Minimum Wage

Malaysia minimum wage policy is 1,200 MYR per month in urban areas, 1,100 MYR per month in rural areas.

Payroll

Pay Cycle

Salaries are usually paid monthly. Salaries must be paid within 7 days of the following month.

13th Salary

It is only common practice in the manufacturing industry to pay salaries in 13 installments.

Leave

Paid Time Off (PTO)

PTO is calculated by the:

  • Up to two years of employment: 8 days per year
  • Between 2 to 5 years: 12 days per year
  • 5+ years: 16 days per year 

Public Holidays

There are 6 compulsory public holidays and 10 optional public holidays (employer should choose at least 5 of these but it is common for offices to close on all).

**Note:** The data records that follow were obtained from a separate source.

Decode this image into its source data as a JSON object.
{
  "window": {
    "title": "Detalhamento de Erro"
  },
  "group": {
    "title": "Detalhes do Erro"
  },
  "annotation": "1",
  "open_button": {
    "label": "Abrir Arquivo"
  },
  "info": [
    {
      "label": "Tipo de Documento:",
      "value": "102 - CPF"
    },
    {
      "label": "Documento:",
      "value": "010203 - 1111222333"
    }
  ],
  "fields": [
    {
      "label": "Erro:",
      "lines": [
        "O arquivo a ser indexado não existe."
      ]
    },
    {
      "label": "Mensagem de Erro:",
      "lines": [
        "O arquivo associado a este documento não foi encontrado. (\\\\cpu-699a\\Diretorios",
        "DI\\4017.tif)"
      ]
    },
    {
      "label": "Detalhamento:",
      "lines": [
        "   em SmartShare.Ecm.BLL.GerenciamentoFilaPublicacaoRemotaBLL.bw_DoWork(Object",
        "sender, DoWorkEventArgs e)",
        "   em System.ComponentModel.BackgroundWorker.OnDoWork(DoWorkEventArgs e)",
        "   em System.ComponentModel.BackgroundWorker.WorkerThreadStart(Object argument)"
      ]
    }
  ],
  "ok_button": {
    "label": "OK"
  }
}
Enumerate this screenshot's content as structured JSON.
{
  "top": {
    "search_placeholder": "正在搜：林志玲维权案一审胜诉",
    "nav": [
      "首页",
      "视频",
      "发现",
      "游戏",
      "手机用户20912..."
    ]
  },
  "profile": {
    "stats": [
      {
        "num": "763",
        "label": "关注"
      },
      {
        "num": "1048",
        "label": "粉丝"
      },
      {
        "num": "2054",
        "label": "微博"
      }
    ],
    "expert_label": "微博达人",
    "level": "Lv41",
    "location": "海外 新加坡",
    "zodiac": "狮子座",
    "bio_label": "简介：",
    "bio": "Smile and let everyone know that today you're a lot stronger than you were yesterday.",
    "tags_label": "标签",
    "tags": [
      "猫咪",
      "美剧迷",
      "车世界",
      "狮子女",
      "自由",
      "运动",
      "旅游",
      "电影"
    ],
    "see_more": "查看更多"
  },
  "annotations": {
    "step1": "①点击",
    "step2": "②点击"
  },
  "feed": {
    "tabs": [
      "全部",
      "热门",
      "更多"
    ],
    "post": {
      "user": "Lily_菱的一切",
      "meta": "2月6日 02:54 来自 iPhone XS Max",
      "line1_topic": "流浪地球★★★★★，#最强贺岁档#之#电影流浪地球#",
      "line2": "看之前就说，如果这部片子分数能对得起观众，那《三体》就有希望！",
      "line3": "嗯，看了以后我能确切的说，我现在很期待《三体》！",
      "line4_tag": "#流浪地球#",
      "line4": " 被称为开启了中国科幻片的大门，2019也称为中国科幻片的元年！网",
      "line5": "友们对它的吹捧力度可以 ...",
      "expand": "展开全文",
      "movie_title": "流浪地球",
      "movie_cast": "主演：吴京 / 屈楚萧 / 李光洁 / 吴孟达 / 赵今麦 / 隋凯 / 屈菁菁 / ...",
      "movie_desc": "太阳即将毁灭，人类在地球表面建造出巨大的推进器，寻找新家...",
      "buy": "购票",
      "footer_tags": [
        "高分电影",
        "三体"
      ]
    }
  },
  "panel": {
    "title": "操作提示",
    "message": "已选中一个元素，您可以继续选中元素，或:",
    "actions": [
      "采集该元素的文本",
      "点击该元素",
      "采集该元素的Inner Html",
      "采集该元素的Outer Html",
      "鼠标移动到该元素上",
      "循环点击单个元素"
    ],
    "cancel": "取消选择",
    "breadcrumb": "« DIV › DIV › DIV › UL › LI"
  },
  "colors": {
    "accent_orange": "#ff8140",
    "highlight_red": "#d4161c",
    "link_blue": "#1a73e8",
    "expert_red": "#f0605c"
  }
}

State day is a compulsory public holiday and the day varies from state to state. All other holidays are national.

Sick Days

The duration of sick leave entitlement provided to workers is dependent on how long they have been employed by their employer:

  • Up to two years of employment: 14 days per year
  • Between 2 to 5 years: 18 days per year
  • 5+ years: 22 days per year

Maternity Leave

Female employees are covered in full by the employer for a least 90 days if they have been employed in the last four months and have worked for the same employer for at least 90 days in the 9 months prior to childbirth.  

Paternity Leave

There are no provisions in the law regarding paternity leave for the private sector, however, in the public sector, fathers are entitled to 7-14 days.

Parental Leave

None.

Other Leave

None.

Marriage Leave

None.

Bereavement Leave

None.

Termination

Termination Process

Employees can be dismissed for misconduct or poor work performance. Termination is subject to employee challenge for unfair dismissal.

It is recommended that proper procedure is followed (warning, time and guidance to improve performance) in order to reduce the likelihood of an unfair dismissal claim.

Notice Period

The notice period in Malaysia is:

No set amount but should be equitable between employee and employer.

Severance Pay

Minimum termination benefits for employees who are fired for reasons not connected to their conduct are as follows:  

  • Up to two years of employment: 10 days per year
  • Between 2 to 5 years: 15 days per year
  • 5 plus years: 20 days per year   

Probation Period

Probation is optional. The common practice is to have 1-3 months probations.

The Employment Act does not distinguish between employees on probation and permanent employees.